Soybeans down on the day, but up on the week

Market News

Soybeans down on the day, but up on the week

Soybeans were lower on profit taking and technical selling but closing well above the session lows and finishing the week sharply higher. Rain fell during the week in some of the drier parts of the Midwest and Plains, helping production outlooks, at least to some extent. Ida could cause quality concerns and early harvest delays in the Delta and southeastern areas. Ahead of the open, China bought 129,000 tons of new crop U.S. soybeans, pushing the announced running total for the month to 3,241,940 tons, nearly all of that for 2021/22 delivery and primarily to either China or unknown destinations. Those sales to unknown destinations could turn out to be China when it’s time for delivery. A major Chinese import terminal did reopen this week. U.S. soybeans continue to hold a price advantage over Brazil. Brazil is expected to increase planted area and CONAB is projecting a record crop, but that’s up to the weather. Argentina is expected to reduce acreage, mostly heading to corn, and the world’s biggest exporter of soybean products is having issues getting meal and oil to port because of low levels on the Parana River. Soybean meal was lower on profit taking, while bean oil closed mostly firm on spread trade and oversold signals.

Corn was mostly modestly higher, adjusting spreads, while posting solid weekly gains. Corn was also monitoring the weather, especially minor yield concerns in some central and eastern portions of the growing region. Corn will need a trend-line yield or better to meet demand expectations and limit further price inflation for end users. That’s also true for soybeans. U.S. corn is currently one of the best feed options on the export market. Colombia bought 150,000 tons of U.S. corn Friday morning for a two-day purchase total of 250,000 tons, all for delivery after September 1st. Argentina and Brazil are both expected to increase planted acreage, leading to more export competition. Still, that will depend on how the expected La Nina pattern this fall and winter impacts development. Ethanol futures were unchanged.

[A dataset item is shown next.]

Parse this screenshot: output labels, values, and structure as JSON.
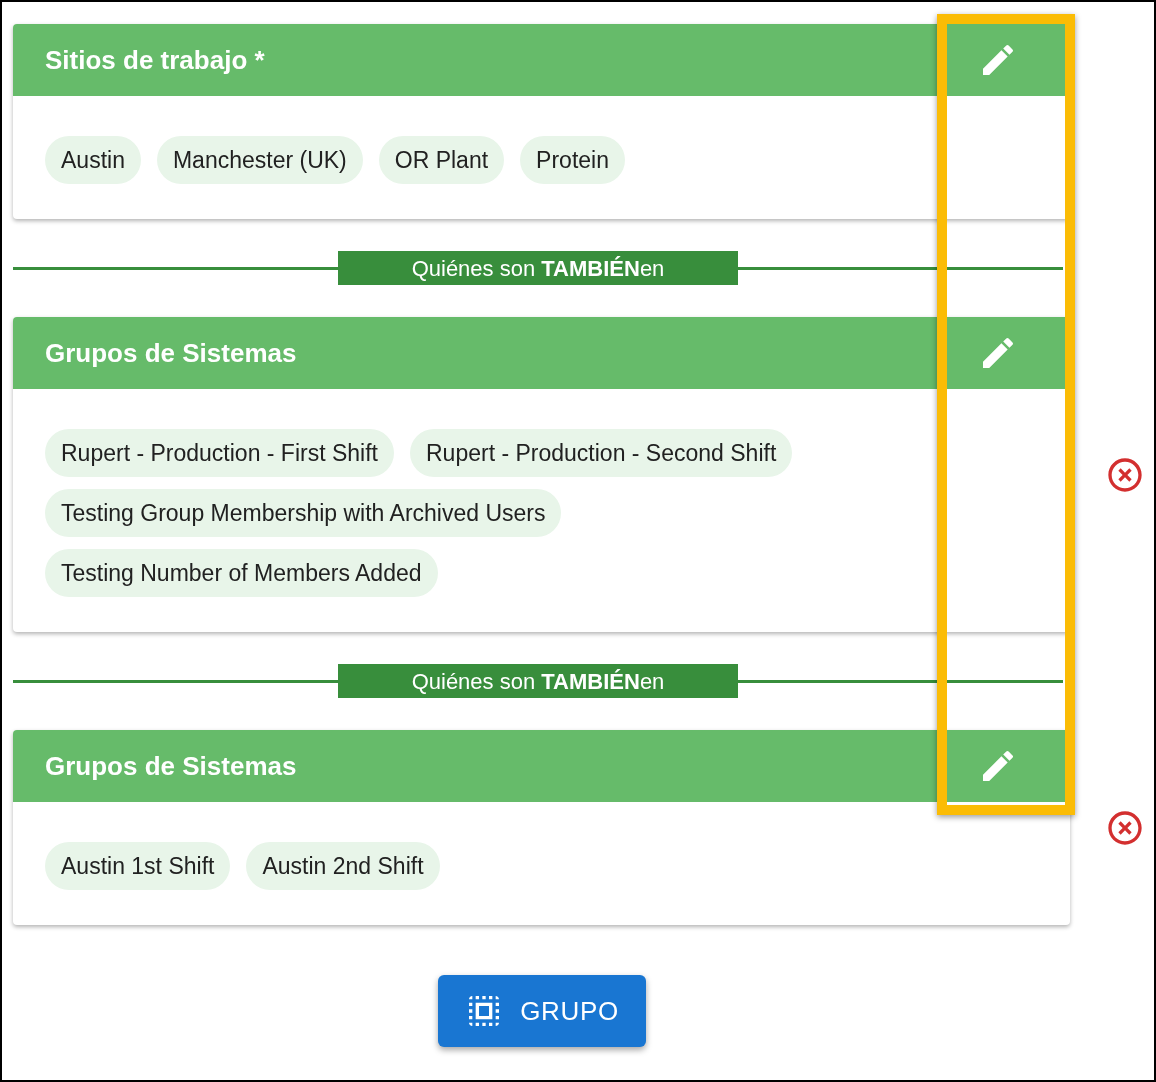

The wheat complex was mixed, with Chicago and Kansas City down and Minneapolis up, and all three pits closing higher for the week. Recent global production outlooks are mixed, generally down in the U.S., Canada, Russia, and parts of Europe, but up in Ukraine and Australia. Statistics Canada’s updated domestic production estimate is out Monday morning. Canada’s spring crop has been plagued by the same issues impacting the U.S. spring crop, with rain now delaying harvest activity and further harming quality. Nearly a quarter into the 2021/22 marketing year, U.S. export demand has been slow but is expected to improve since Australia and Ukraine can’t pick up all of the slack from production shortfalls in other nations. India could also be a factor on the global market. Argentina is a question mark because of expected lower yields due to La Nina. Argentina is a big supplier to the Mercosur trading bloc. Wheat is also watching U.S. conditions ahead of winter wheat planting. The recent rain has helped in parts of the Plains, but more will be needed. There are early expectations for a significant reduction in white winter planting in the northwestern Plains due to severe drought conditions.